I have been going to fires for ten years. Those early local fires were full of song and music, poetry and deep discussion.
People—bringing forth their amazing gifts. Fun times too, but deep down, I felt a little sad. No sweet voice, no dazzling conversationalist, what gift did I have to share here? Even though I was a regular attendee, I felt a little disconnected.
I can’t say precisely when that changed. But things did shift in a big way for me when I volunteered to help with the Family Reunion, as it was called then. Asked to do some big-picture visioning for the event, I was thrilled to finally have my chance to contribute. I came up with three full pages of grandiose ideas. I thought about it day and night, did research, constructed action boards. Then came the conference call to share my ideas, which I did in a burst of enthusiastic chatter. When I was through, I waited expectantly to hear the reactions. But there was no response, only silence. Then some skirting, some hedging, some generalized comments that made it instantaneously clear I was totally off the mark with my vision. A hot wave of embarrassment flushed through my body. I had been found out. Here I was, a member of the community who didn’t get it. My heart had opened wide to offer this gift and not only wasn’t it received, but my biggest secret was uncovered in the process.
As a sort of consolation, I was recruited to take charge of a much more discrete project for the upcoming Reunion: Beautification of the site. In discussion with hamlet members, a gem of an idea crystallized for this, and I set out again pouring my heart and soul into it, working many late nights crafting materials. A community friend encouraged me to engage the hamlet in this work. I tried, in a limited way and had some success but the reality was—everyone had a task for Reunion and everyone was working hard. How could I ask them to do more?
The day before Reunion finally arrived. The site buzzing with activity and preparations. I arrived with my car packed to the gills with materials. The huge task of beautifying was ahead of me and here I was sans committee to help. How was this to be accomplished?
Somehow, it happened. I met two women who gladly pitched in. One—who actually had experience in the world of merchandise display if you can believe it. Someone was willing to find a huge ladder, others willing to climb it! Others stopped by to offer assistance cutting, taping, hanging. We worked together, adapting as needed, solving together the technical problems that came up. And of course there were many! The work began to develop a rhythm and flow and became the foundation around which we talked and shared our stories. It didn’t feel the chore I had anticipated but felt light and effervescent. Those hours helped me discern the difference between crafting a project on my own and engaging with others to do it. It was that shared experience that gave me the sense of belonging I had been looking for.

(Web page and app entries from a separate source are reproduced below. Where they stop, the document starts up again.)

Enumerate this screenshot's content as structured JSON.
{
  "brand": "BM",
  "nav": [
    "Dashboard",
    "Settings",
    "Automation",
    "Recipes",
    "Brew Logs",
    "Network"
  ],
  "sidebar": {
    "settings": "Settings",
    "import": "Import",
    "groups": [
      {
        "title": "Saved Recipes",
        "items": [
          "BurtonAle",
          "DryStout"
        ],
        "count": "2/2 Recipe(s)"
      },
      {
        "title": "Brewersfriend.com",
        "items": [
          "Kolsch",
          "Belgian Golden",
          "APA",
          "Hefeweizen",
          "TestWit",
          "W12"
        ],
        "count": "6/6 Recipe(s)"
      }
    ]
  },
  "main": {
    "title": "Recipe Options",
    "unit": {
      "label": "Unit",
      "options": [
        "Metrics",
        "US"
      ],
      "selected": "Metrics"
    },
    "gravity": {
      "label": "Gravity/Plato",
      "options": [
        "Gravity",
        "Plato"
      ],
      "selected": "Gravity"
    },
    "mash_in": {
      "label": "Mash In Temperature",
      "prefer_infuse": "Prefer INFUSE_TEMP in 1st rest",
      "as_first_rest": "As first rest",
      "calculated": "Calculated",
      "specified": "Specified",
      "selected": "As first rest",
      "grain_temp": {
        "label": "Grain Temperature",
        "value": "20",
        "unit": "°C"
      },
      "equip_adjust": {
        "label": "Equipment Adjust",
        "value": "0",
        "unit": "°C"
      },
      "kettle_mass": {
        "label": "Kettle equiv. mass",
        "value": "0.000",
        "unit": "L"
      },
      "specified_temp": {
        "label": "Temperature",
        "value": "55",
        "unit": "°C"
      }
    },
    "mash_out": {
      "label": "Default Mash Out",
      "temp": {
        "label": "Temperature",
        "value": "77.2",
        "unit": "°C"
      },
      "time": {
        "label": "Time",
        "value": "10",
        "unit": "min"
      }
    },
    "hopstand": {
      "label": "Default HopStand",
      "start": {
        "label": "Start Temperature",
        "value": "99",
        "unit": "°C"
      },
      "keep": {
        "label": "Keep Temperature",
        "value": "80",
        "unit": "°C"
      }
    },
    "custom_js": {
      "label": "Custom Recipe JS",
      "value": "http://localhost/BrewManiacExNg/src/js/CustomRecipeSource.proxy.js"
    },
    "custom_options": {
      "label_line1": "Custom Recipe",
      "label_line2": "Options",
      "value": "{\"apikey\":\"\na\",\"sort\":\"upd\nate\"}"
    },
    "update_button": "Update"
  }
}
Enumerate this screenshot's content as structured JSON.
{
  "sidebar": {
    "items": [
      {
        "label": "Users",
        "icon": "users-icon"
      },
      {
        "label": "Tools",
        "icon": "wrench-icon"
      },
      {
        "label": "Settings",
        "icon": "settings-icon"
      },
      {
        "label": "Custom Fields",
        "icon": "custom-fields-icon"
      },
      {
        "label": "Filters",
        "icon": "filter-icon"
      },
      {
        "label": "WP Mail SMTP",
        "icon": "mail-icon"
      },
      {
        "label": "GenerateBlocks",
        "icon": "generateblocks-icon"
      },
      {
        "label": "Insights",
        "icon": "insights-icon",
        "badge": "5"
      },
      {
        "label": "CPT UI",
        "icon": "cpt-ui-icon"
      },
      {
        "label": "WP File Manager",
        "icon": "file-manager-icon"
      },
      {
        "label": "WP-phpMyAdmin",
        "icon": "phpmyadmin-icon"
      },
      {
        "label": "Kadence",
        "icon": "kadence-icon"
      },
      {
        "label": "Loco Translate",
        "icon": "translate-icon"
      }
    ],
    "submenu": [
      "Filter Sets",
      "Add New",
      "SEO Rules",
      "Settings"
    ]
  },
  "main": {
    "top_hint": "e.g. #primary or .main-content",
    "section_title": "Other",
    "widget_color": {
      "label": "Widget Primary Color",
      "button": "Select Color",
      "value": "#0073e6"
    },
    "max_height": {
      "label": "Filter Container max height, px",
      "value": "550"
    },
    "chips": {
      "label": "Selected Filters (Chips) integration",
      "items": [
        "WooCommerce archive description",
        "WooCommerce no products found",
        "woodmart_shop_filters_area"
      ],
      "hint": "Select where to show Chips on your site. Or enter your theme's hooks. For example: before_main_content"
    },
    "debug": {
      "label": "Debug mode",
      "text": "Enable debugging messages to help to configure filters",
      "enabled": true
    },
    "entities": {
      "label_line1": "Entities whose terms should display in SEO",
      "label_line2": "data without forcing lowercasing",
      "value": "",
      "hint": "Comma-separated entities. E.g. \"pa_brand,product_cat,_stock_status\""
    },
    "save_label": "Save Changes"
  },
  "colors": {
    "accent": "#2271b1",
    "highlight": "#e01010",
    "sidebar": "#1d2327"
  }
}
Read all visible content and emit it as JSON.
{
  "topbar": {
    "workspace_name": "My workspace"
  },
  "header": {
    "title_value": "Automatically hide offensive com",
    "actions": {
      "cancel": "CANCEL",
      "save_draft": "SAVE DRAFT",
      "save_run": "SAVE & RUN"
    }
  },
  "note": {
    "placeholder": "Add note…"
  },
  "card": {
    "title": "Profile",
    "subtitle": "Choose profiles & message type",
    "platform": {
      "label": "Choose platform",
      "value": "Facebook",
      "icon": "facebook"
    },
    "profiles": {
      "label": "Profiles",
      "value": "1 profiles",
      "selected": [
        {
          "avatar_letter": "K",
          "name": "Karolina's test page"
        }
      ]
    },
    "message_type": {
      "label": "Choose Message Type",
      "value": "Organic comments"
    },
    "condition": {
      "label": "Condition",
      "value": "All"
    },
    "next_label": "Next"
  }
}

Two days later, many of the decorations had been “adjusted’ by the children and the rain had melted anything crepe. But it was all a part of the flow. And in terms of my own flow: Here it is ten years later, and I am still engaging in community and community work. It is the times when we come together and work together that I treasure most, because that’s when my heart sings…and that voice I know is very sweet.
—Joanne Rothstein, Woburn, Massachussetts
We’ve noticed that some characteristics of deep community are embracing of conflict and diversity, and personal commitment to process. Does deep community help people find what they’re here for? Read more about deep community.